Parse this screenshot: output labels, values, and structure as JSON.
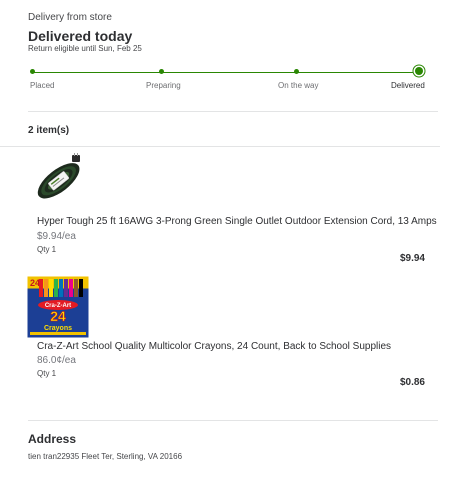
{
  "header": {
    "delivery_type": "Delivery from store",
    "status_title": "Delivered today",
    "return_note": "Return eligible until Sun, Feb 25"
  },
  "progress": {
    "steps": [
      "Placed",
      "Preparing",
      "On the way",
      "Delivered"
    ],
    "current_step": "Delivered",
    "color": "#2a8703"
  },
  "items_header": "2 item(s)",
  "items": [
    {
      "name": "Hyper Tough 25 ft 16AWG 3-Prong Green Single Outlet Outdoor Extension Cord, 13 Amps",
      "unit_price": "$9.94/ea",
      "qty": "Qty 1",
      "total": "$9.94",
      "thumbnail_icon": "extension-cord-image"
    },
    {
      "name": "Cra-Z-Art School Quality Multicolor Crayons, 24 Count, Back to School Supplies",
      "unit_price": "86.0¢/ea",
      "qty": "Qty 1",
      "total": "$0.86",
      "thumbnail_icon": "crayons-box-image",
      "thumbnail_text": {
        "count": "24",
        "brand": "Cra-Z-Art",
        "product": "Crayons"
      }
    }
  ],
  "address": {
    "title": "Address",
    "text": "tien tran22935 Fleet Ter, Sterling, VA 20166"
  }
}
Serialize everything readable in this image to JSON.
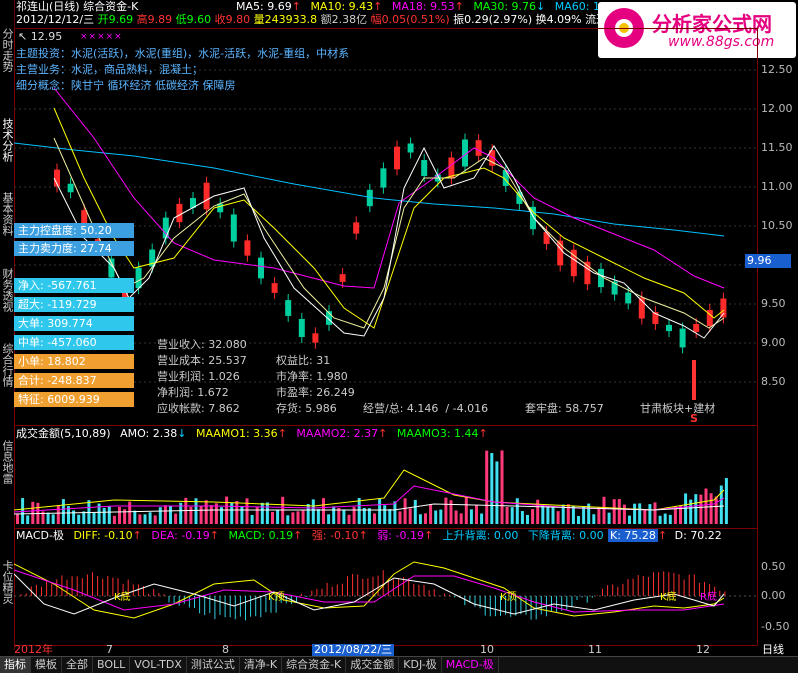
{
  "header": {
    "row1": {
      "name": "祁连山(日线)",
      "mode": "综合资金-K",
      "ma5": "MA5: 9.69",
      "ma10": "MA10: 9.43",
      "ma18": "MA18: 9.53",
      "ma30": "MA30: 9.76",
      "ma60": "MA60: 10.3",
      "ma5_arrow": "↑",
      "ma10_arrow": "↑",
      "ma18_arrow": "↑",
      "ma30_arrow": "↓"
    },
    "row2": {
      "date": "2012/12/12/三",
      "open": "开9.69",
      "high": "高9.89",
      "low": "低9.60",
      "close": "收9.80",
      "volume": "量243933.8",
      "amount": "额2.38亿",
      "change": "幅0.05(0.51%)",
      "amplitude": "振0.29(2.97%)",
      "turnover": "换4.09%",
      "float": "流通"
    },
    "top_price": "12.95",
    "xx_marks": "×××××"
  },
  "info": {
    "hot": "主题投资：水泥(活跃)，水泥(重组)，水泥-活跃，水泥-重组，中材系",
    "business": "主营业务：水泥，商品熟料，混凝土；",
    "concept": "细分概念：陕甘宁 循环经济 低碳经济 保障房"
  },
  "left_labels": [
    {
      "text": "主力控盘度: 50.20",
      "bg": "#3ca0e0"
    },
    {
      "text": "主力卖力度: 27.74",
      "bg": "#3ca0e0"
    },
    {
      "text": "",
      "bg": "#000000"
    },
    {
      "text": "净入: -567.761",
      "bg": "#2fc8ec"
    },
    {
      "text": "超大: -119.729",
      "bg": "#2fc8ec"
    },
    {
      "text": "大单: 309.774",
      "bg": "#2fc8ec"
    },
    {
      "text": "中单: -457.060",
      "bg": "#2fc8ec"
    },
    {
      "text": "小单: 18.802",
      "bg": "#f0a030"
    },
    {
      "text": "合计: -248.837",
      "bg": "#f0a030"
    },
    {
      "text": "特征: 6009.939",
      "bg": "#f0a030"
    }
  ],
  "financials": [
    {
      "label": "营业收入:",
      "value": "32.080"
    },
    {
      "label": "营业成本:",
      "value": "25.537"
    },
    {
      "label": "营业利润:",
      "value": "1.026"
    },
    {
      "label": "净利润:",
      "value": "1.672"
    },
    {
      "label": "应收帐款:",
      "value": "7.862"
    }
  ],
  "financials2": [
    {
      "label": "权益比:",
      "value": "31"
    },
    {
      "label": "市净率:",
      "value": "1.980"
    },
    {
      "label": "市盈率:",
      "value": "26.249"
    },
    {
      "label": "存货:",
      "value": "5.986"
    }
  ],
  "bottom_info": {
    "operating": "经营/总: 4.146",
    "ratio": "/ -4.016",
    "lock": "套牢盘: 58.757",
    "region": "甘肃板块+建材",
    "s_mark": "S"
  },
  "price_axis": [
    "12.50",
    "12.00",
    "11.50",
    "11.00",
    "10.50",
    "10.00",
    "9.50",
    "9.00",
    "8.50"
  ],
  "current_price": "9.96",
  "volume_panel": {
    "title": "成交金额(5,10,89)",
    "amo": "AMO: 2.38",
    "amo_arrow": "↓",
    "maamo1": "MAAMO1: 3.36",
    "maamo1_arrow": "↑",
    "maamo2": "MAAMO2: 2.37",
    "maamo2_arrow": "↑",
    "maamo3": "MAAMO3: 1.44",
    "maamo3_arrow": "↑"
  },
  "macd_panel": {
    "title": "MACD-极",
    "diff": "DIFF: -0.10",
    "diff_arrow": "↑",
    "dea": "DEA: -0.19",
    "dea_arrow": "↑",
    "macd": "MACD: 0.19",
    "macd_arrow": "↑",
    "strong": "强: -0.10",
    "strong_arrow": "↑",
    "weak": "弱: -0.19",
    "weak_arrow": "↑",
    "up_div": "上升背离: 0.00",
    "down_div": "下降背离: 0.00",
    "k": "K: 75.28",
    "k_arrow": "↑",
    "d": "D: 70.22",
    "axis": [
      "0.50",
      "0.00",
      "-0.50"
    ],
    "marks": [
      "K底",
      "K顶",
      "K顶",
      "K底",
      "R底"
    ]
  },
  "date_axis": {
    "labels": [
      "2012年",
      "7",
      "8",
      "2012/08/22/三",
      "10",
      "11",
      "12"
    ],
    "period": "日线"
  },
  "bottom_tabs": [
    "指标",
    "模板",
    "全部",
    "BOLL",
    "VOL-TDX",
    "测试公式",
    "清净-K",
    "综合资金-K",
    "成交金额",
    "KDJ-极",
    "MACD-极"
  ],
  "sidebar_tabs": [
    "分时走势",
    "技术分析",
    "基本资料",
    "财务透视",
    "综合行情",
    "信息地雷",
    "卡位精灵"
  ],
  "logo": {
    "name": "分析家公式网",
    "url": "www.88gs.com"
  },
  "colors": {
    "up": "#ff2a2a",
    "down": "#00d0d0",
    "ma5": "#ffffff",
    "ma10": "#ffff00",
    "ma18": "#ff00ff",
    "ma30": "#00ff00",
    "ma60": "#00c0ff"
  }
}
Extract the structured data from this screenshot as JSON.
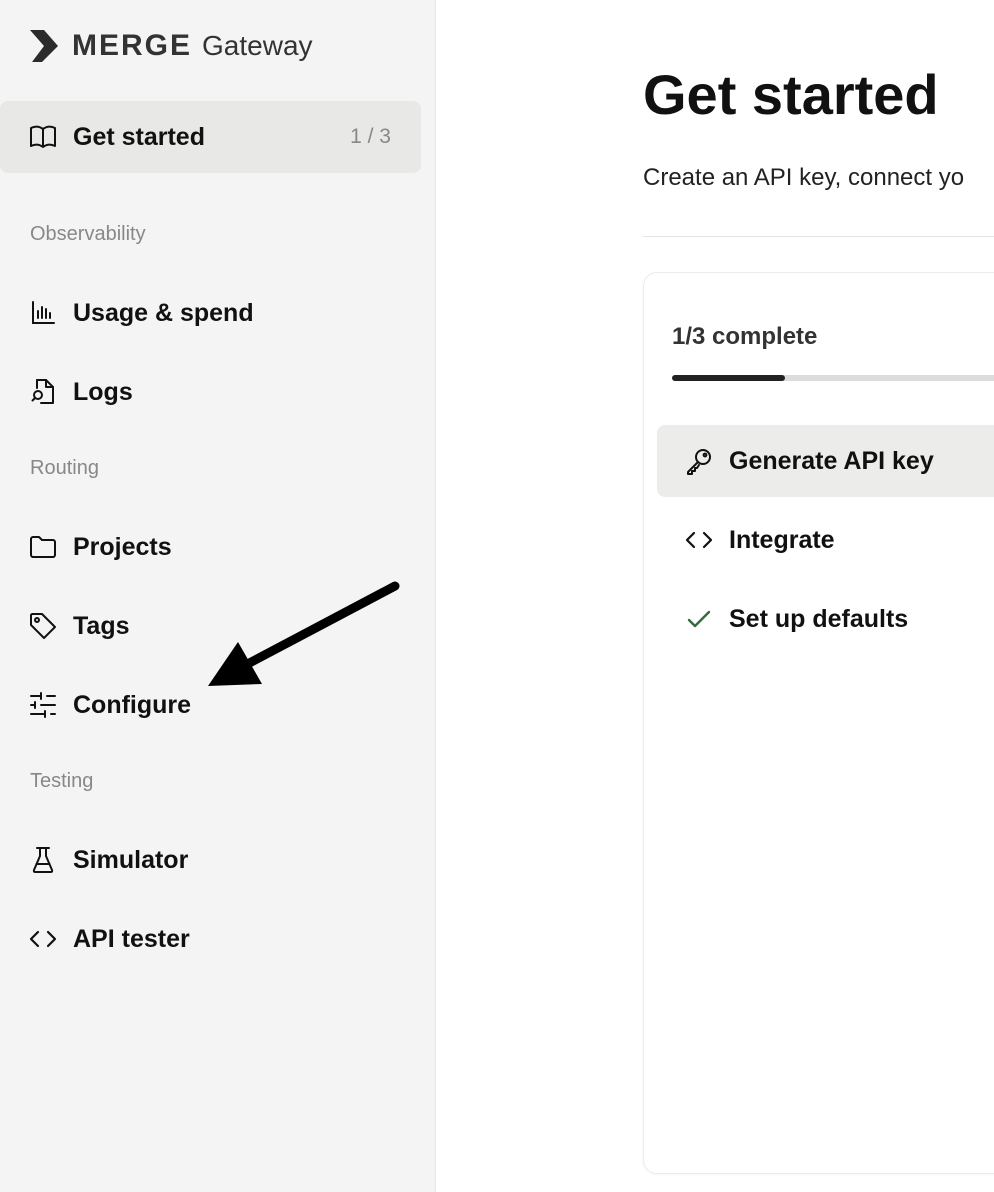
{
  "brand": {
    "name": "MERGE",
    "sub": "Gateway"
  },
  "sidebar": {
    "get_started": {
      "label": "Get started",
      "count": "1 / 3",
      "icon": "book-open-icon"
    },
    "sections": [
      {
        "label": "Observability",
        "items": [
          {
            "label": "Usage & spend",
            "icon": "bar-chart-icon"
          },
          {
            "label": "Logs",
            "icon": "file-search-icon"
          }
        ]
      },
      {
        "label": "Routing",
        "items": [
          {
            "label": "Projects",
            "icon": "folder-icon"
          },
          {
            "label": "Tags",
            "icon": "tag-icon"
          },
          {
            "label": "Configure",
            "icon": "sliders-icon"
          }
        ]
      },
      {
        "label": "Testing",
        "items": [
          {
            "label": "Simulator",
            "icon": "flask-icon"
          },
          {
            "label": "API tester",
            "icon": "code-icon"
          }
        ]
      }
    ]
  },
  "main": {
    "title": "Get started",
    "subtitle": "Create an API key, connect yo",
    "progress": {
      "label": "1/3 complete",
      "completed": 1,
      "total": 3
    },
    "steps": [
      {
        "label": "Generate API key",
        "icon": "key-icon"
      },
      {
        "label": "Integrate",
        "icon": "code-icon"
      },
      {
        "label": "Set up defaults",
        "icon": "check-icon"
      }
    ]
  },
  "colors": {
    "sidebar_bg": "#f4f4f4",
    "active_bg": "#e8e8e6",
    "check_green": "#2f6e3a",
    "text": "#111111",
    "muted": "#888888"
  }
}
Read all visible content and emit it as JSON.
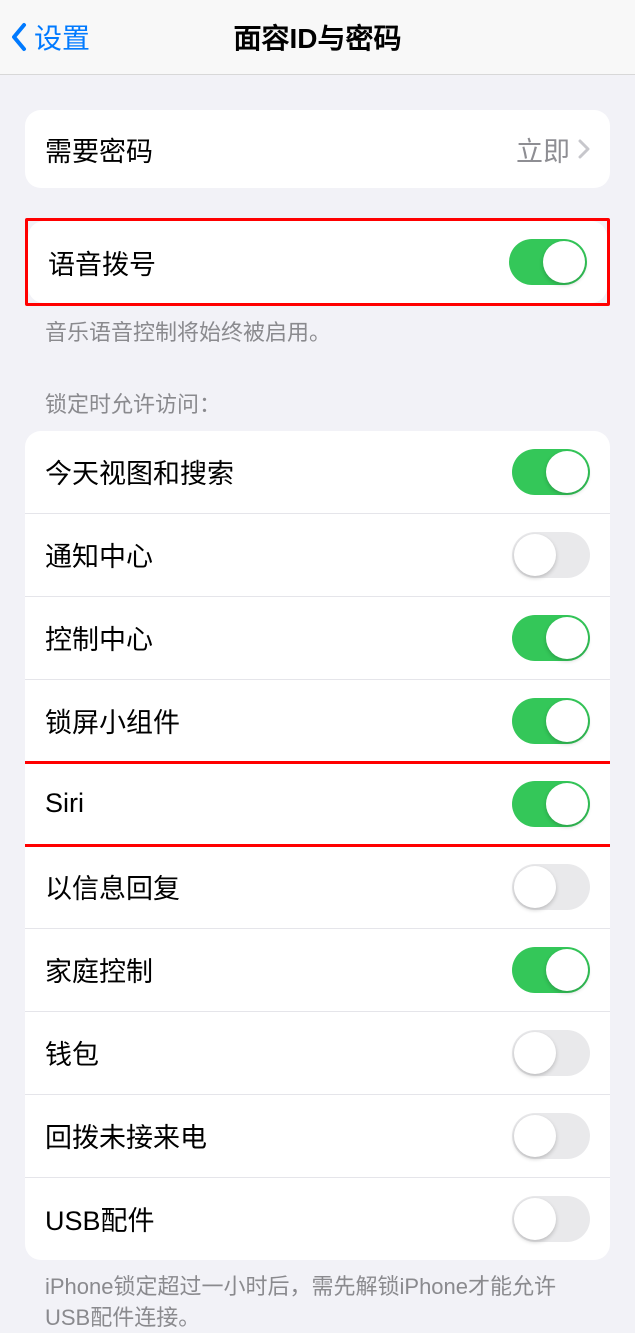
{
  "nav": {
    "back_label": "设置",
    "title": "面容ID与密码"
  },
  "require_passcode": {
    "label": "需要密码",
    "value": "立即"
  },
  "voice_dial": {
    "label": "语音拨号",
    "on": true,
    "footer": "音乐语音控制将始终被启用。"
  },
  "lock_section": {
    "header": "锁定时允许访问：",
    "items": [
      {
        "label": "今天视图和搜索",
        "on": true
      },
      {
        "label": "通知中心",
        "on": false
      },
      {
        "label": "控制中心",
        "on": true
      },
      {
        "label": "锁屏小组件",
        "on": true
      },
      {
        "label": "Siri",
        "on": true
      },
      {
        "label": "以信息回复",
        "on": false
      },
      {
        "label": "家庭控制",
        "on": true
      },
      {
        "label": "钱包",
        "on": false
      },
      {
        "label": "回拨未接来电",
        "on": false
      },
      {
        "label": "USB配件",
        "on": false
      }
    ],
    "footer": "iPhone锁定超过一小时后，需先解锁iPhone才能允许USB配件连接。"
  }
}
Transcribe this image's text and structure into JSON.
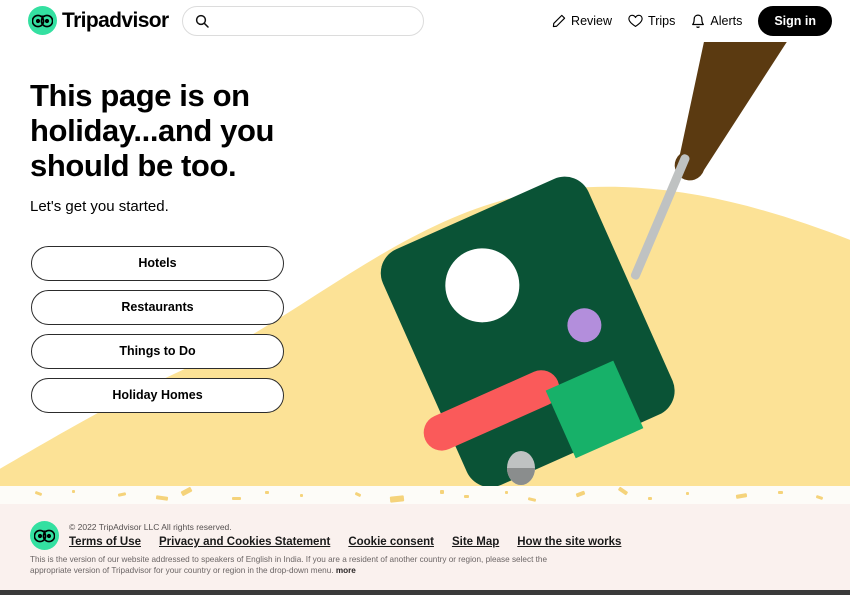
{
  "header": {
    "brand_name": "Tripadvisor",
    "brand_icon": "owl-logo-icon",
    "accent_color": "#34E0A1",
    "search": {
      "placeholder": "",
      "value": "",
      "icon": "search-icon"
    },
    "nav_items": [
      {
        "label": "Review",
        "icon": "pencil-icon"
      },
      {
        "label": "Trips",
        "icon": "heart-icon"
      },
      {
        "label": "Alerts",
        "icon": "bell-icon"
      }
    ],
    "sign_in_label": "Sign in"
  },
  "hero": {
    "heading": "This page is on holiday...and you should be too.",
    "subheading": "Let's get you started.",
    "cta_buttons": [
      {
        "label": "Hotels"
      },
      {
        "label": "Restaurants"
      },
      {
        "label": "Things to Do"
      },
      {
        "label": "Holiday Homes"
      }
    ]
  },
  "illustration": {
    "name": "suitcase-on-luggage-cart-illustration",
    "colors": {
      "suitcase_green": "#0A5336",
      "blob_yellow": "#FCE296",
      "stripe_red": "#FA5A5A",
      "tag_green": "#17B169",
      "dot_purple": "#B38EDC",
      "handle_grey": "#C4C4C4",
      "arm_brown": "#5B3A11",
      "white": "#FFFFFF"
    }
  },
  "footer": {
    "logo_icon": "owl-logo-icon",
    "copyright": "© 2022 TripAdvisor LLC All rights reserved.",
    "links": [
      {
        "label": "Terms of Use"
      },
      {
        "label": "Privacy and Cookies Statement"
      },
      {
        "label": "Cookie consent"
      },
      {
        "label": "Site Map"
      },
      {
        "label": "How the site works"
      }
    ],
    "region_note": "This is the version of our website addressed to speakers of English in India. If you are a resident of another country or region, please select the appropriate version of Tripadvisor for your country or region in the drop-down menu.",
    "region_note_more": "more"
  }
}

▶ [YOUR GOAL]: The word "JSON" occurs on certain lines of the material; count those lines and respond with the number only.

▶ [ANSWER BELOW]: 5